Exercise material:
=====
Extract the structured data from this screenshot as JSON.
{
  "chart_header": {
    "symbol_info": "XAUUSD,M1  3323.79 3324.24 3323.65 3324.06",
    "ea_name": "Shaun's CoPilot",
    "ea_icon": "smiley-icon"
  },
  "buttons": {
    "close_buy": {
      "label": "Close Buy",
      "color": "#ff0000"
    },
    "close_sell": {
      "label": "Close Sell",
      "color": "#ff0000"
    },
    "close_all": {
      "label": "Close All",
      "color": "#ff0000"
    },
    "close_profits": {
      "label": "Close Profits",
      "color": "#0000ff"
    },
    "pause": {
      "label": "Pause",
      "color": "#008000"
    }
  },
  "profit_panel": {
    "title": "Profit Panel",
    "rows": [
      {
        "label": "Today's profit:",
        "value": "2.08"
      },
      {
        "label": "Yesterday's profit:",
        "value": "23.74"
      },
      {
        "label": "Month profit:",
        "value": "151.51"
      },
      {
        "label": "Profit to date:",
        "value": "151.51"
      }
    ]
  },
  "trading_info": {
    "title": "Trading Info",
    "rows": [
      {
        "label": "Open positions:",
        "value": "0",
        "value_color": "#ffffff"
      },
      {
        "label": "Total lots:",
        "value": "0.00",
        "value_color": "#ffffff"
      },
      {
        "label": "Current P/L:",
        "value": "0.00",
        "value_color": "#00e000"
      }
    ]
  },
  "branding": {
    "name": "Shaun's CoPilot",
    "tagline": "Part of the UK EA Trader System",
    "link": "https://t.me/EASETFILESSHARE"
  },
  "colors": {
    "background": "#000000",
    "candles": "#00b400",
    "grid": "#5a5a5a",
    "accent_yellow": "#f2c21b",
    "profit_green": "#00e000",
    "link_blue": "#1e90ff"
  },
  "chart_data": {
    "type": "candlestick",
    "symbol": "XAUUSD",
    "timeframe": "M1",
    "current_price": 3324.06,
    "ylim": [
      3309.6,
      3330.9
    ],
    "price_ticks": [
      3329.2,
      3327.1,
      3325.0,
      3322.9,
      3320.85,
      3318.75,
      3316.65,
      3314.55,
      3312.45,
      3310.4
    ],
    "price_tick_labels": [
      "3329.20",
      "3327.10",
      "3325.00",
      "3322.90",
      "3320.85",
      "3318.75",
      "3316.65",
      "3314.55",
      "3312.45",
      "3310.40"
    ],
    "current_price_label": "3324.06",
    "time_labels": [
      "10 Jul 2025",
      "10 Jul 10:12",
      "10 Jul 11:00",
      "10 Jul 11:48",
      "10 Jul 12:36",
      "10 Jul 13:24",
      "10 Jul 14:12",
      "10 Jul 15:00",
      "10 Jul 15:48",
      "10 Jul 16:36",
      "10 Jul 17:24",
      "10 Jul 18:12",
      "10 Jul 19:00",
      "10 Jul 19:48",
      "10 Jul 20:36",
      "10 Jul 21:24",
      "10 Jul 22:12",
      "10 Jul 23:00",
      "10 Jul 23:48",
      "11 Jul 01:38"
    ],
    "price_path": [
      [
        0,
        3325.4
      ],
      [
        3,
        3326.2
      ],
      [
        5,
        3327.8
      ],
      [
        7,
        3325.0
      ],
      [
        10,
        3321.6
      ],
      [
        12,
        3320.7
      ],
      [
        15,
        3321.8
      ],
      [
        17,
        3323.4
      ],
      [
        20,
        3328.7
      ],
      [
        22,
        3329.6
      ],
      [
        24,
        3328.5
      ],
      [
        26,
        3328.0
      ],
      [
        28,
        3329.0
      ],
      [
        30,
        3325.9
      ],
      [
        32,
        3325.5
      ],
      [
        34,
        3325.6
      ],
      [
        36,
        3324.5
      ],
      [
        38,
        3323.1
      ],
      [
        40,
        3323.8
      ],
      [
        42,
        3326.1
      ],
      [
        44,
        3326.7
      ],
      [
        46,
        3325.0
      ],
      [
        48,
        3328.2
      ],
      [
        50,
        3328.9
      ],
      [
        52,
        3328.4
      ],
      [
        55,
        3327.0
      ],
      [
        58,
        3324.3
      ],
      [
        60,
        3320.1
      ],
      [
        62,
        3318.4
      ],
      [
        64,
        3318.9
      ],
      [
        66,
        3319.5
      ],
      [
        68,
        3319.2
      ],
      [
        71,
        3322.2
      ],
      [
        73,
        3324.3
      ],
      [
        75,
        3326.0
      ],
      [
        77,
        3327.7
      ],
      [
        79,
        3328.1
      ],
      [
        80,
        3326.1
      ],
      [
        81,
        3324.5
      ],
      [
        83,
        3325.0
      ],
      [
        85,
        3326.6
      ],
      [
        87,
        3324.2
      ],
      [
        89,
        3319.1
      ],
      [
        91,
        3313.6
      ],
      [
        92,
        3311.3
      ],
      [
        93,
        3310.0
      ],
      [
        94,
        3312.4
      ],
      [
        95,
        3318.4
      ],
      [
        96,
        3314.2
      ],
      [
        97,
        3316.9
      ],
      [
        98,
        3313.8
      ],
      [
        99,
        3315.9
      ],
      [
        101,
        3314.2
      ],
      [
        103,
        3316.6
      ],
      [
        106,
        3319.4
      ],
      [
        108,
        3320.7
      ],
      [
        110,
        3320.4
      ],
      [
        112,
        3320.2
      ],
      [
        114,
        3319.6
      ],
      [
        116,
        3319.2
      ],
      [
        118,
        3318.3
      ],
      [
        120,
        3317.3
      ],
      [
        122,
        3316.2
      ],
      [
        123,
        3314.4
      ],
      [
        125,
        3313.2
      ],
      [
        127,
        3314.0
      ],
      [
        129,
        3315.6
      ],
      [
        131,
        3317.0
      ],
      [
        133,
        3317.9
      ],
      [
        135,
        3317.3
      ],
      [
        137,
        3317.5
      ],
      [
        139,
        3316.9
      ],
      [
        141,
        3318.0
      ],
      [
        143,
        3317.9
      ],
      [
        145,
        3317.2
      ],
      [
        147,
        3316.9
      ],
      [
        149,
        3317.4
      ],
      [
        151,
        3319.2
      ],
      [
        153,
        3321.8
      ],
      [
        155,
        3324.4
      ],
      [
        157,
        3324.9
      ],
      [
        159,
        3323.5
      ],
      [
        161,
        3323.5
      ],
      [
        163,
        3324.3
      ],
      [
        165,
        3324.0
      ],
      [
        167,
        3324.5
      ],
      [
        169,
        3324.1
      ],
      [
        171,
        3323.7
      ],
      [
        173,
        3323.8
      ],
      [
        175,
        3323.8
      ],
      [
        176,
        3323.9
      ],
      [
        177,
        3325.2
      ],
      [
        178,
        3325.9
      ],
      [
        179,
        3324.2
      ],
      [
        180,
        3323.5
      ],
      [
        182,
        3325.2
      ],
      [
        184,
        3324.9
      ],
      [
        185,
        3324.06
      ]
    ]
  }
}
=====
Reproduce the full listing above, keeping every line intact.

Written reply:
Extract the structured data from this screenshot as JSON.
{
  "chart_header": {
    "symbol_info": "XAUUSD,M1  3323.79 3324.24 3323.65 3324.06",
    "ea_name": "Shaun's CoPilot",
    "ea_icon": "smiley-icon"
  },
  "buttons": {
    "close_buy": {
      "label": "Close Buy",
      "color": "#ff0000"
    },
    "close_sell": {
      "label": "Close Sell",
      "color": "#ff0000"
    },
    "close_all": {
      "label": "Close All",
      "color": "#ff0000"
    },
    "close_profits": {
      "label": "Close Profits",
      "color": "#0000ff"
    },
    "pause": {
      "label": "Pause",
      "color": "#008000"
    }
  },
  "profit_panel": {
    "title": "Profit Panel",
    "rows": [
      {
        "label": "Today's profit:",
        "value": "2.08"
      },
      {
        "label": "Yesterday's profit:",
        "value": "23.74"
      },
      {
        "label": "Month profit:",
        "value": "151.51"
      },
      {
        "label": "Profit to date:",
        "value": "151.51"
      }
    ]
  },
  "trading_info": {
    "title": "Trading Info",
    "rows": [
      {
        "label": "Open positions:",
        "value": "0",
        "value_color": "#ffffff"
      },
      {
        "label": "Total lots:",
        "value": "0.00",
        "value_color": "#ffffff"
      },
      {
        "label": "Current P/L:",
        "value": "0.00",
        "value_color": "#00e000"
      }
    ]
  },
  "branding": {
    "name": "Shaun's CoPilot",
    "tagline": "Part of the UK EA Trader System",
    "link": "https://t.me/EASETFILESSHARE"
  },
  "colors": {
    "background": "#000000",
    "candles": "#00b400",
    "grid": "#5a5a5a",
    "accent_yellow": "#f2c21b",
    "profit_green": "#00e000",
    "link_blue": "#1e90ff"
  },
  "chart_data": {
    "type": "candlestick",
    "symbol": "XAUUSD",
    "timeframe": "M1",
    "current_price": 3324.06,
    "ylim": [
      3309.6,
      3330.9
    ],
    "price_ticks": [
      3329.2,
      3327.1,
      3325.0,
      3322.9,
      3320.85,
      3318.75,
      3316.65,
      3314.55,
      3312.45,
      3310.4
    ],
    "price_tick_labels": [
      "3329.20",
      "3327.10",
      "3325.00",
      "3322.90",
      "3320.85",
      "3318.75",
      "3316.65",
      "3314.55",
      "3312.45",
      "3310.40"
    ],
    "current_price_label": "3324.06",
    "time_labels": [
      "10 Jul 2025",
      "10 Jul 10:12",
      "10 Jul 11:00",
      "10 Jul 11:48",
      "10 Jul 12:36",
      "10 Jul 13:24",
      "10 Jul 14:12",
      "10 Jul 15:00",
      "10 Jul 15:48",
      "10 Jul 16:36",
      "10 Jul 17:24",
      "10 Jul 18:12",
      "10 Jul 19:00",
      "10 Jul 19:48",
      "10 Jul 20:36",
      "10 Jul 21:24",
      "10 Jul 22:12",
      "10 Jul 23:00",
      "10 Jul 23:48",
      "11 Jul 01:38"
    ],
    "price_path": [
      [
        0,
        3325.4
      ],
      [
        3,
        3326.2
      ],
      [
        5,
        3327.8
      ],
      [
        7,
        3325.0
      ],
      [
        10,
        3321.6
      ],
      [
        12,
        3320.7
      ],
      [
        15,
        3321.8
      ],
      [
        17,
        3323.4
      ],
      [
        20,
        3328.7
      ],
      [
        22,
        3329.6
      ],
      [
        24,
        3328.5
      ],
      [
        26,
        3328.0
      ],
      [
        28,
        3329.0
      ],
      [
        30,
        3325.9
      ],
      [
        32,
        3325.5
      ],
      [
        34,
        3325.6
      ],
      [
        36,
        3324.5
      ],
      [
        38,
        3323.1
      ],
      [
        40,
        3323.8
      ],
      [
        42,
        3326.1
      ],
      [
        44,
        3326.7
      ],
      [
        46,
        3325.0
      ],
      [
        48,
        3328.2
      ],
      [
        50,
        3328.9
      ],
      [
        52,
        3328.4
      ],
      [
        55,
        3327.0
      ],
      [
        58,
        3324.3
      ],
      [
        60,
        3320.1
      ],
      [
        62,
        3318.4
      ],
      [
        64,
        3318.9
      ],
      [
        66,
        3319.5
      ],
      [
        68,
        3319.2
      ],
      [
        71,
        3322.2
      ],
      [
        73,
        3324.3
      ],
      [
        75,
        3326.0
      ],
      [
        77,
        3327.7
      ],
      [
        79,
        3328.1
      ],
      [
        80,
        3326.1
      ],
      [
        81,
        3324.5
      ],
      [
        83,
        3325.0
      ],
      [
        85,
        3326.6
      ],
      [
        87,
        3324.2
      ],
      [
        89,
        3319.1
      ],
      [
        91,
        3313.6
      ],
      [
        92,
        3311.3
      ],
      [
        93,
        3310.0
      ],
      [
        94,
        3312.4
      ],
      [
        95,
        3318.4
      ],
      [
        96,
        3314.2
      ],
      [
        97,
        3316.9
      ],
      [
        98,
        3313.8
      ],
      [
        99,
        3315.9
      ],
      [
        101,
        3314.2
      ],
      [
        103,
        3316.6
      ],
      [
        106,
        3319.4
      ],
      [
        108,
        3320.7
      ],
      [
        110,
        3320.4
      ],
      [
        112,
        3320.2
      ],
      [
        114,
        3319.6
      ],
      [
        116,
        3319.2
      ],
      [
        118,
        3318.3
      ],
      [
        120,
        3317.3
      ],
      [
        122,
        3316.2
      ],
      [
        123,
        3314.4
      ],
      [
        125,
        3313.2
      ],
      [
        127,
        3314.0
      ],
      [
        129,
        3315.6
      ],
      [
        131,
        3317.0
      ],
      [
        133,
        3317.9
      ],
      [
        135,
        3317.3
      ],
      [
        137,
        3317.5
      ],
      [
        139,
        3316.9
      ],
      [
        141,
        3318.0
      ],
      [
        143,
        3317.9
      ],
      [
        145,
        3317.2
      ],
      [
        147,
        3316.9
      ],
      [
        149,
        3317.4
      ],
      [
        151,
        3319.2
      ],
      [
        153,
        3321.8
      ],
      [
        155,
        3324.4
      ],
      [
        157,
        3324.9
      ],
      [
        159,
        3323.5
      ],
      [
        161,
        3323.5
      ],
      [
        163,
        3324.3
      ],
      [
        165,
        3324.0
      ],
      [
        167,
        3324.5
      ],
      [
        169,
        3324.1
      ],
      [
        171,
        3323.7
      ],
      [
        173,
        3323.8
      ],
      [
        175,
        3323.8
      ],
      [
        176,
        3323.9
      ],
      [
        177,
        3325.2
      ],
      [
        178,
        3325.9
      ],
      [
        179,
        3324.2
      ],
      [
        180,
        3323.5
      ],
      [
        182,
        3325.2
      ],
      [
        184,
        3324.9
      ],
      [
        185,
        3324.06
      ]
    ]
  }
}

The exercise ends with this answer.